This guest post is by Mr. Gene Maryushenko at Fisher & Talwar.
Several new headlines, including an earlier post right here by Mr. Jim Loxley have pointed to the gnawing fact that SSDI trust fund is expected to run out within the next 4 years – unless something is done about it. Today, the congressional blog “The Hill” featured a post about how misinformation has led to increasing attacks on the disability program. Former Democratic representative Charlie Melancon has expressed an opinion stating that the old “cut waste, fraud and abuse” rhetoric has become quite dangerous in the context of SSDI.
With budgeting shortfalls, the federal government has been desperate to trim “waste and abuse,” perhaps arguably ignoring the issue of Social Security Disability Entitlement fund running out. There is no argument that the unemployment rate is closely associated with increasing Social Security disability claims. A White House report (Figure 5) shows suggestive evidence that those nearing the end of unemployment benefits collection are much more likely to apply for SSDI benefits. Well, it doesn’t take a genius to figure out that people are desperate to survive in our current economy despite the legitimacy of their disability claims.
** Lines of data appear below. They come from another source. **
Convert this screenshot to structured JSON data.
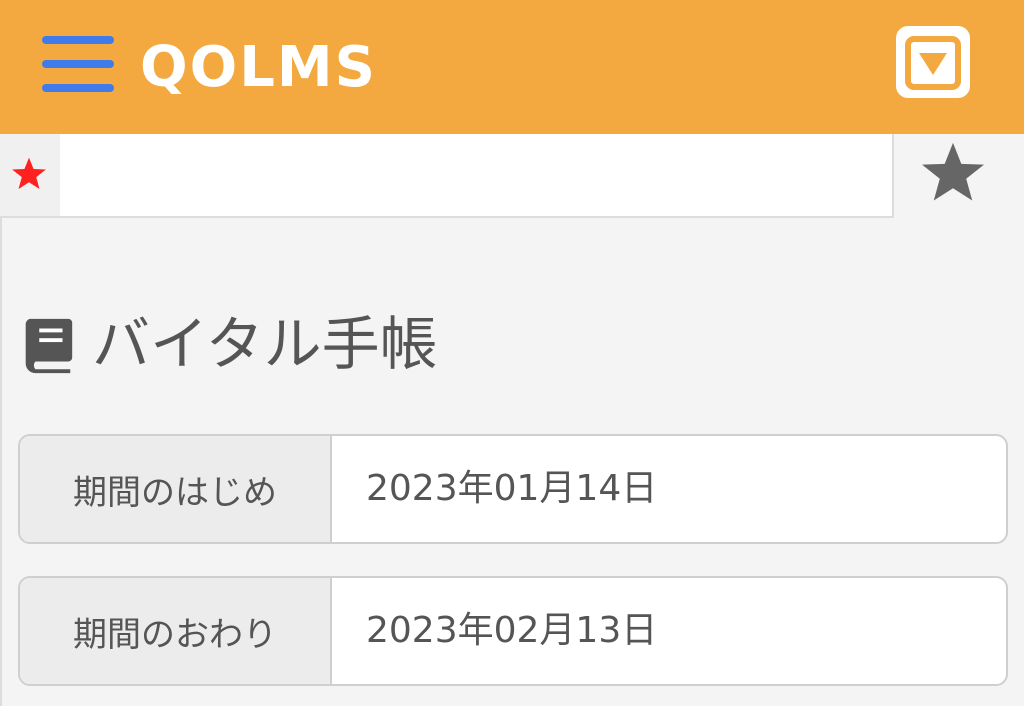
{
  "header": {
    "logo_text": "QOLMS",
    "menu_icon": "hamburger-menu-icon",
    "dropdown_icon": "dropdown-triangle-icon",
    "background_color": "#f3a93f",
    "menu_color": "#3f7bea"
  },
  "favorites": {
    "marker_icon": "red-star-icon",
    "marker_color": "#ff2020",
    "toggle_icon": "star-icon",
    "toggle_color": "#666666"
  },
  "page": {
    "icon": "book-icon",
    "title": "バイタル手帳"
  },
  "period": {
    "start_label": "期間のはじめ",
    "start_value": "2023年01月14日",
    "end_label": "期間のおわり",
    "end_value": "2023年02月13日"
  }
}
However, Melancon argues the claims that qualification is easy and points to the heightened screening measures taken on by the agency since the early 80’s. The “budget hawks” – as Melancon puts it, are eager to cut some of the most important programs such as SSDI with claims that it is festered with abuse and waste.
Every Good Cause is Worth Some Inefficiency
Those eager to cut the program point to inefficiencies of over 1.4 million backlogged benefits reviews – resulting in many continuously collecting disability benefits despite recovery from injuries. Some are also quick to point out that the program unfairly prevents homeless who actually qualify for benefits from receiving them, because many don’t have access to a doctor – the only authorized individuals to access a medical claim. Most agree that the process for evaluating a claim is very difficult because there is a considerable difference on an individual basis in what constitutes a disability.
According to the RAND Center for Disability Research, many applicants come from a background of extremely low-paying jobs and seek the agency’s aid in medical coverage through Medicare (available after a two-year waiting period). The easy access to Medicare by qualifying disability beneficiaries has put a strain on an already costly program and last year amounted to nearly $212 billion dollars in spending combined.
Either way anyone argues it, once the funds run out the Social Security program is going to take a 21% cut in benefits, affecting nearly 11 million people, many of whom have legitimate claims and are very concerned.
In my opinion, the federal government is going to patch up the problem as it always has with the tax dollars of working Americans, in hopes of creating a more comprehensive plan later. Whether this quick fix will allow for enough time to fix the larger issue at hand is questionable. Perhaps the federal government will take a closer look at its discretionary spending for a more permanent solution.
What do you think? How should the government go about solving this problem?